- [Try it]: A single number is the answer here: the count of lines in the records below in which the word "content" appears.

Records for processing Block Start

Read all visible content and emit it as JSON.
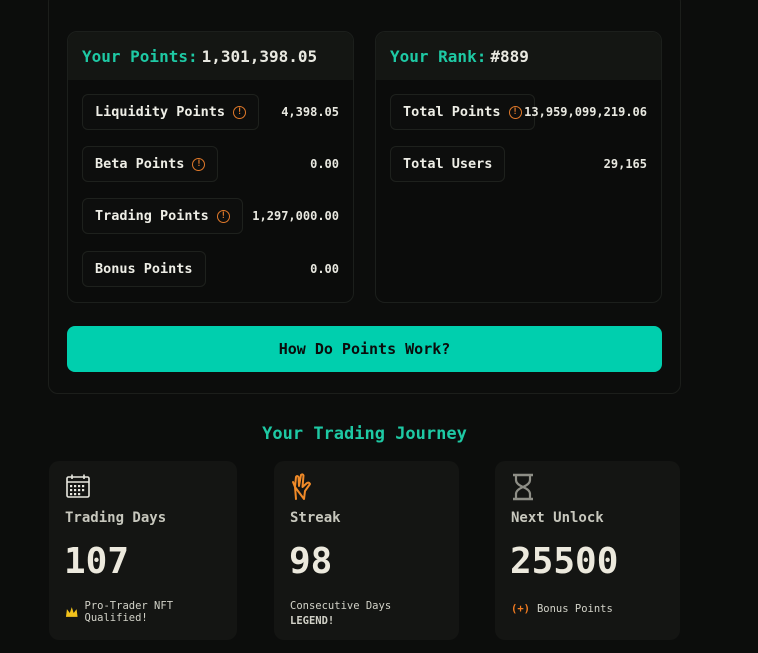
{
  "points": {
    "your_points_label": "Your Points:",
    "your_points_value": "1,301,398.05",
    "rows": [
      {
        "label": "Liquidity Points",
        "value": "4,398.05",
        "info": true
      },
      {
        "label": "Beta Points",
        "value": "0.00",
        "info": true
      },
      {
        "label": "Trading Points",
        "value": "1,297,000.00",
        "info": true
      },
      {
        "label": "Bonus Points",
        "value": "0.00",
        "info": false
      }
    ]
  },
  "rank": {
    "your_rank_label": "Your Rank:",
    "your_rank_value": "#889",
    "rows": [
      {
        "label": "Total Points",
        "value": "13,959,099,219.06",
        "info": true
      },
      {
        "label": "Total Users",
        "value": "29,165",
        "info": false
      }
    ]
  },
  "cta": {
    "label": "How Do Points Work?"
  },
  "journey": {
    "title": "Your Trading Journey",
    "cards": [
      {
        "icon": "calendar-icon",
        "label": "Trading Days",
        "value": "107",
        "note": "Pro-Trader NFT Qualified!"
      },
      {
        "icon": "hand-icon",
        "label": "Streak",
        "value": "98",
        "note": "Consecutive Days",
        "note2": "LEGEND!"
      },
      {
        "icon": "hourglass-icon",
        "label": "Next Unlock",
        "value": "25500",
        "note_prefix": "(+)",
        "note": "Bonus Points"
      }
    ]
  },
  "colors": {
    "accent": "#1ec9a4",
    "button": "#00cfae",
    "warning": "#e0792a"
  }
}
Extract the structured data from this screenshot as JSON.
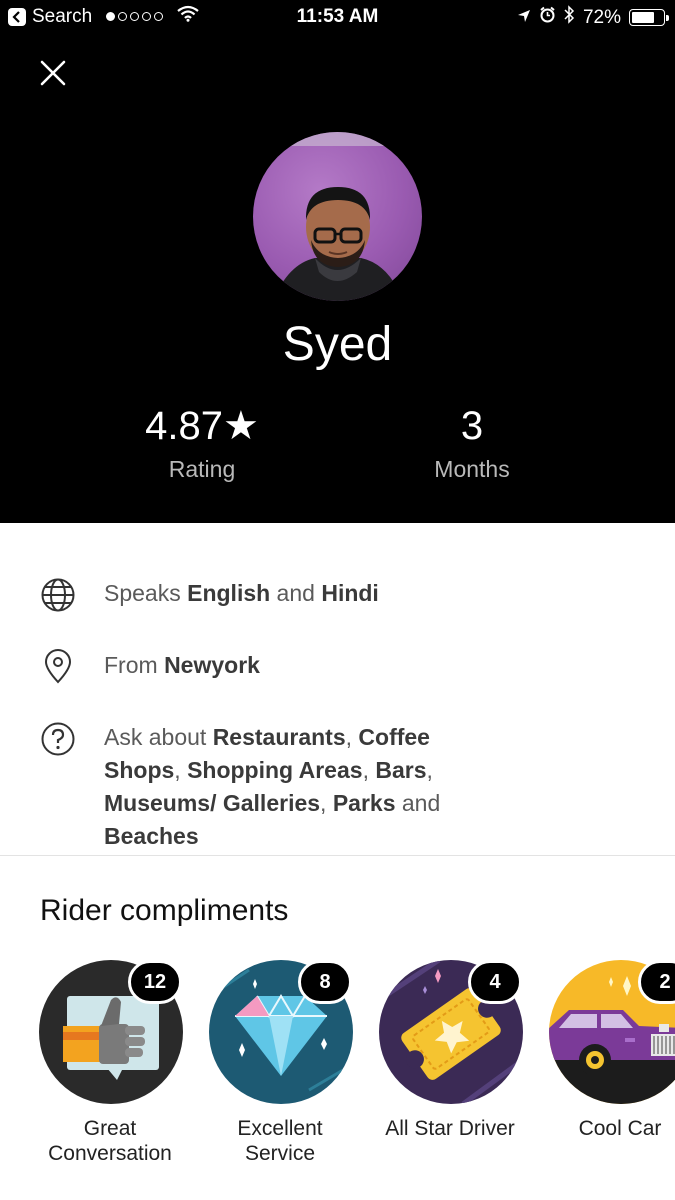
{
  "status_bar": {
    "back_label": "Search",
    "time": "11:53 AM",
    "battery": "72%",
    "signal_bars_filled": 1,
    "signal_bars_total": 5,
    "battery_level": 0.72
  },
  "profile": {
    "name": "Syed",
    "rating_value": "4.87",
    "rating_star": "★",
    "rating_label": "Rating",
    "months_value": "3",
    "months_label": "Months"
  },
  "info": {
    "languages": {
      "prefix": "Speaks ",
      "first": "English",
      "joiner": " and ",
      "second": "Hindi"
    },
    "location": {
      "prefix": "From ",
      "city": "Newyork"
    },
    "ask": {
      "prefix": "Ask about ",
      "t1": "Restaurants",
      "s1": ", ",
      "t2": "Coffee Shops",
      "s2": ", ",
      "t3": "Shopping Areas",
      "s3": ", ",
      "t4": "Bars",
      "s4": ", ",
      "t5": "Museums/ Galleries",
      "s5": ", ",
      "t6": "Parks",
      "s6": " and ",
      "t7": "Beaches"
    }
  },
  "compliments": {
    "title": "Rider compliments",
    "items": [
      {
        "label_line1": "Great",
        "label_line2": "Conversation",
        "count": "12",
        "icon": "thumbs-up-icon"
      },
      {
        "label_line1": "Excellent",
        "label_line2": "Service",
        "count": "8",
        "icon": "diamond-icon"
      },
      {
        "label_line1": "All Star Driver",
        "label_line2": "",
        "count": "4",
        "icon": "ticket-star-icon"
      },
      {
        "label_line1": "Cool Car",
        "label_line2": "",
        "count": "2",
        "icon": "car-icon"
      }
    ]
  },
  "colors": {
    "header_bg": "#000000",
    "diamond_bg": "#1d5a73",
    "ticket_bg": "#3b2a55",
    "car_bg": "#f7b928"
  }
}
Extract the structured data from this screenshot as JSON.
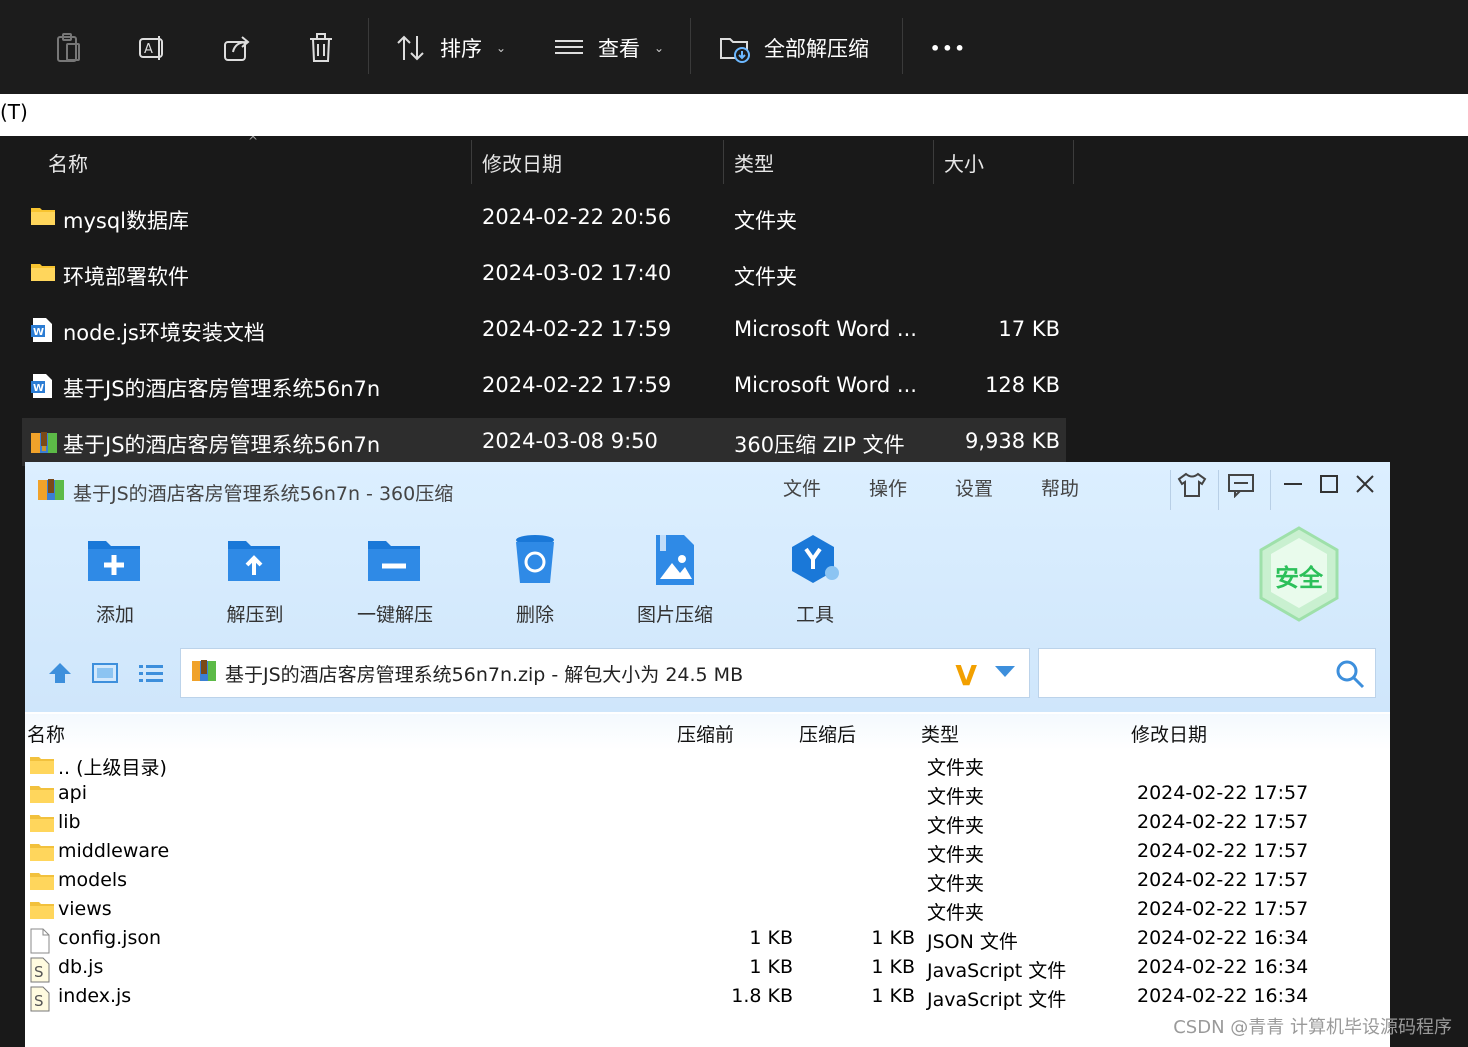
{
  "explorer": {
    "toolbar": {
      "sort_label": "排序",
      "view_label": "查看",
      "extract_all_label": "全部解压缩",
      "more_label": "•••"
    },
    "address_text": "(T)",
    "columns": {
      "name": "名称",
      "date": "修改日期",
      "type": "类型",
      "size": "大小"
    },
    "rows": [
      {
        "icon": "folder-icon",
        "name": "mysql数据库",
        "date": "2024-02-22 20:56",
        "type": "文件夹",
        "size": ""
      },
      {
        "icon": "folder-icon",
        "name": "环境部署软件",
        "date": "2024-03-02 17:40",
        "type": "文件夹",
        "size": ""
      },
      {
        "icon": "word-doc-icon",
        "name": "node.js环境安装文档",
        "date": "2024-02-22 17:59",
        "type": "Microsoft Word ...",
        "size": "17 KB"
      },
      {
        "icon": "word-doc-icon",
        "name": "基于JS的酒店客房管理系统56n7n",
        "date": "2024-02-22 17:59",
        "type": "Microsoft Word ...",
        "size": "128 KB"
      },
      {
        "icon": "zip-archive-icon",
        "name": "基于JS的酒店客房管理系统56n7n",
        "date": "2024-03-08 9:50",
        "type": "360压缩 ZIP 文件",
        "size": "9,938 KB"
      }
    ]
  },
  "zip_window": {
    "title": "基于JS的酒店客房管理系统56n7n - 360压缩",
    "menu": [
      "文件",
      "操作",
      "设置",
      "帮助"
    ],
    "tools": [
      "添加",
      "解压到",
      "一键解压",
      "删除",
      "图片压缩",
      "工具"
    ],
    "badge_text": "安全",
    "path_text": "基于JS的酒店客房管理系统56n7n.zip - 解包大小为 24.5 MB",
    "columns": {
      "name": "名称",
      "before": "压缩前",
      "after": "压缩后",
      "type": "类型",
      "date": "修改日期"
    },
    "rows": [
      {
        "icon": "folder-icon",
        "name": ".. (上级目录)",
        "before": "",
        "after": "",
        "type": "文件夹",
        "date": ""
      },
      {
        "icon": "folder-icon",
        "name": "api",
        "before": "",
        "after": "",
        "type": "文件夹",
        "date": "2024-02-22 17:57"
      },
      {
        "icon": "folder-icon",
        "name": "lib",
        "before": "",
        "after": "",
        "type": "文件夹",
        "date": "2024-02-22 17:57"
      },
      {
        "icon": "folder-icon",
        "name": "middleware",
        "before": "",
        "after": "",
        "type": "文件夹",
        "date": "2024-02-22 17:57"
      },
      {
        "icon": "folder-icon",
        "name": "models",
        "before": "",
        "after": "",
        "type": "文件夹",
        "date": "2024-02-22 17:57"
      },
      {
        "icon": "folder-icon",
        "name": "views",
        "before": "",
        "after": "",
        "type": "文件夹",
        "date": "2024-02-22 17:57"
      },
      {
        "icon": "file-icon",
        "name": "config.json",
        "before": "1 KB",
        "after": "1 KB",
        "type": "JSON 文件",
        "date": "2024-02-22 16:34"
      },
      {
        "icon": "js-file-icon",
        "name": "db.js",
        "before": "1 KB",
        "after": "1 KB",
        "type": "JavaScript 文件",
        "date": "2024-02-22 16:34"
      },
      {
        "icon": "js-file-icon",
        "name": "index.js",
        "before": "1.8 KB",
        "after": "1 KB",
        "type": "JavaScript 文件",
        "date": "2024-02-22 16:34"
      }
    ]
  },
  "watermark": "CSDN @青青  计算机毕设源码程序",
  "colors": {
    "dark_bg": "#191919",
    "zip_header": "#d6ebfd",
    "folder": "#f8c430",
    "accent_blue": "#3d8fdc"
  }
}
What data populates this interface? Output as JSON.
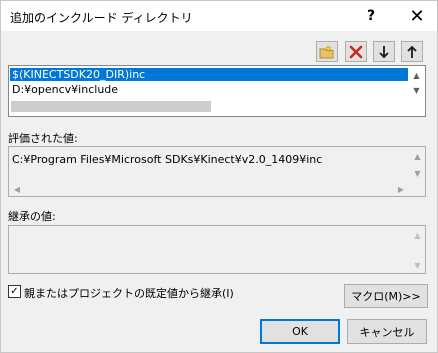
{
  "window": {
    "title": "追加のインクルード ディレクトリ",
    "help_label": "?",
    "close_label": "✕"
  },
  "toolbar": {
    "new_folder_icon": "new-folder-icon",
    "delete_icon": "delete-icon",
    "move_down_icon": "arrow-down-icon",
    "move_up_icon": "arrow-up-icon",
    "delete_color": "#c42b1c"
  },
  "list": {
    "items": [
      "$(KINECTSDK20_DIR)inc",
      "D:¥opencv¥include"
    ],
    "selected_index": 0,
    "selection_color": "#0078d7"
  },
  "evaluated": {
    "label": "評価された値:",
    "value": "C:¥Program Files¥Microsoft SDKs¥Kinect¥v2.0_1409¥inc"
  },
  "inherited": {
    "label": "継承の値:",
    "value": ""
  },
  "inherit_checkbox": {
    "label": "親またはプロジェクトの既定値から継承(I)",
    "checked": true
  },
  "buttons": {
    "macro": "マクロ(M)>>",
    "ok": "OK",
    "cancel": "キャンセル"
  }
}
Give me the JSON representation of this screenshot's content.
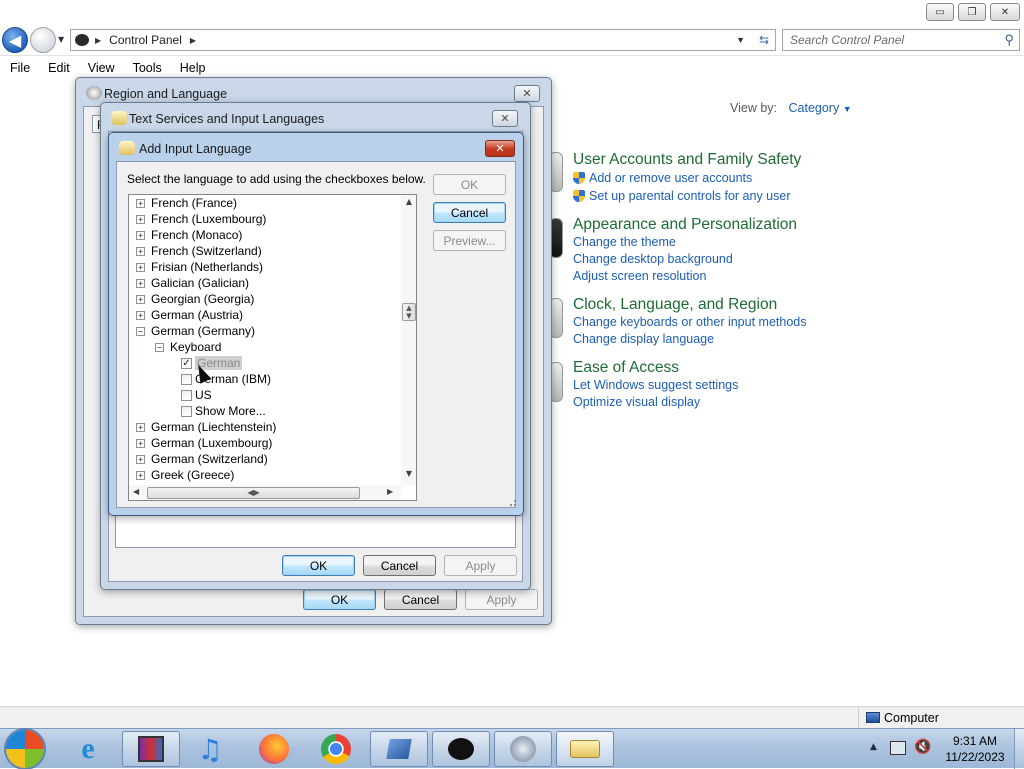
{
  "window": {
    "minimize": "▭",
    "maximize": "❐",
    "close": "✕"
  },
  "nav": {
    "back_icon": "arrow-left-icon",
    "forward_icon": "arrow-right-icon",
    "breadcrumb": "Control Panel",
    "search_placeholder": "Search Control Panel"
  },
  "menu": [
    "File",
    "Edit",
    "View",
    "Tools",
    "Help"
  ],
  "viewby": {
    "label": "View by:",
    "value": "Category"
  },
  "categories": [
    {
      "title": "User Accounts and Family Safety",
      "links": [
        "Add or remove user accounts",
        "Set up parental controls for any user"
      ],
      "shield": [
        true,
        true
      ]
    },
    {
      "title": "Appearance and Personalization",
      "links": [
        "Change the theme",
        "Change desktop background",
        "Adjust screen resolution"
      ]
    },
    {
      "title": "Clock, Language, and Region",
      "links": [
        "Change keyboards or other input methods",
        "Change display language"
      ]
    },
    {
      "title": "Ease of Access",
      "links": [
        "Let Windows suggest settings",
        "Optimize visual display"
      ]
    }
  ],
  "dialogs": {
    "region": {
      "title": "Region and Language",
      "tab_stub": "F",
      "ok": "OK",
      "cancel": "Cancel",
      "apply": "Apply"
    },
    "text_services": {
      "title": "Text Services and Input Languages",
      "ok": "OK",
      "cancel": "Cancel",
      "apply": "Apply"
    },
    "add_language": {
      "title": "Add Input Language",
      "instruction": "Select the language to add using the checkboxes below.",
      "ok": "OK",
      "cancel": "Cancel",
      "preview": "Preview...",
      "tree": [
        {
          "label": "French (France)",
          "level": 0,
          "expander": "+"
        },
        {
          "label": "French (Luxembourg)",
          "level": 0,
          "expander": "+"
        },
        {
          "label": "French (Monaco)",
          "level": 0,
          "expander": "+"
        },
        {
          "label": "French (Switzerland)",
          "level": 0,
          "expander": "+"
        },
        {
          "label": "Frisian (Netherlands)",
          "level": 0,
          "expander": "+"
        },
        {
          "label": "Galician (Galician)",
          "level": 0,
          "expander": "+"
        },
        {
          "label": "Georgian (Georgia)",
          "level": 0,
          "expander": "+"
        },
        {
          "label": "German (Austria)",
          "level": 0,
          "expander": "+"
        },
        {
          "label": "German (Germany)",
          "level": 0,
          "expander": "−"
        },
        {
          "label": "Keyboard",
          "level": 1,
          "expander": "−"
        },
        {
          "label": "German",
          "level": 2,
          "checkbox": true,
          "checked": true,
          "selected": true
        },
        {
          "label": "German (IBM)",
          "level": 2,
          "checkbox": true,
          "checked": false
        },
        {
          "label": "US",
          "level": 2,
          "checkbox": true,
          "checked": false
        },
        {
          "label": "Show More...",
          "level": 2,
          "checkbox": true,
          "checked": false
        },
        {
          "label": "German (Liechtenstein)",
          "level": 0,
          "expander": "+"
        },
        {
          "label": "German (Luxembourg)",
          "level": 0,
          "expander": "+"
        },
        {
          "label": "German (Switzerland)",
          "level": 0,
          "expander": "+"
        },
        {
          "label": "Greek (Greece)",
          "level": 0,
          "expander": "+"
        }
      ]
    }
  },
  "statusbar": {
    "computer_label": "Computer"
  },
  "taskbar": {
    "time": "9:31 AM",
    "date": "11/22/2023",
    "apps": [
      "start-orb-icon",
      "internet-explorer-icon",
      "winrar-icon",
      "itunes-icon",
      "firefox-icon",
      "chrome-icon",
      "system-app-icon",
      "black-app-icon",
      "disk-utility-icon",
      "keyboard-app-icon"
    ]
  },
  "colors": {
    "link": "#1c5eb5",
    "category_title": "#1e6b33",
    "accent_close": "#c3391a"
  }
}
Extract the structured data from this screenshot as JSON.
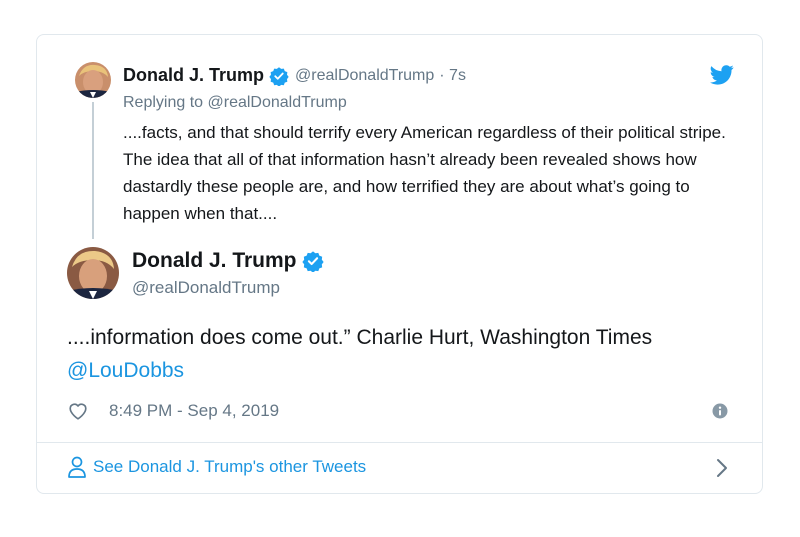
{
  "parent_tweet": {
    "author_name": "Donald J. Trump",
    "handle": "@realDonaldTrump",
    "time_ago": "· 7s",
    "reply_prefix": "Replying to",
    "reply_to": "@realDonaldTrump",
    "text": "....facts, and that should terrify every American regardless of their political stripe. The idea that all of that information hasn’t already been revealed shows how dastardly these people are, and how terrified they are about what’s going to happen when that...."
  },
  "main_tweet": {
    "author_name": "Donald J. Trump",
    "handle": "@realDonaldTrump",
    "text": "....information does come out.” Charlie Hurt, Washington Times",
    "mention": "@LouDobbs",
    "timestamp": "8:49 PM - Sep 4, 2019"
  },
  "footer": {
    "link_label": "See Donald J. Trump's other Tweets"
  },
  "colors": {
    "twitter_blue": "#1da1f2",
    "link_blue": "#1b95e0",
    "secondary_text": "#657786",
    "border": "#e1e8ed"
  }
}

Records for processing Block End

- [Answer to the exercise]: 2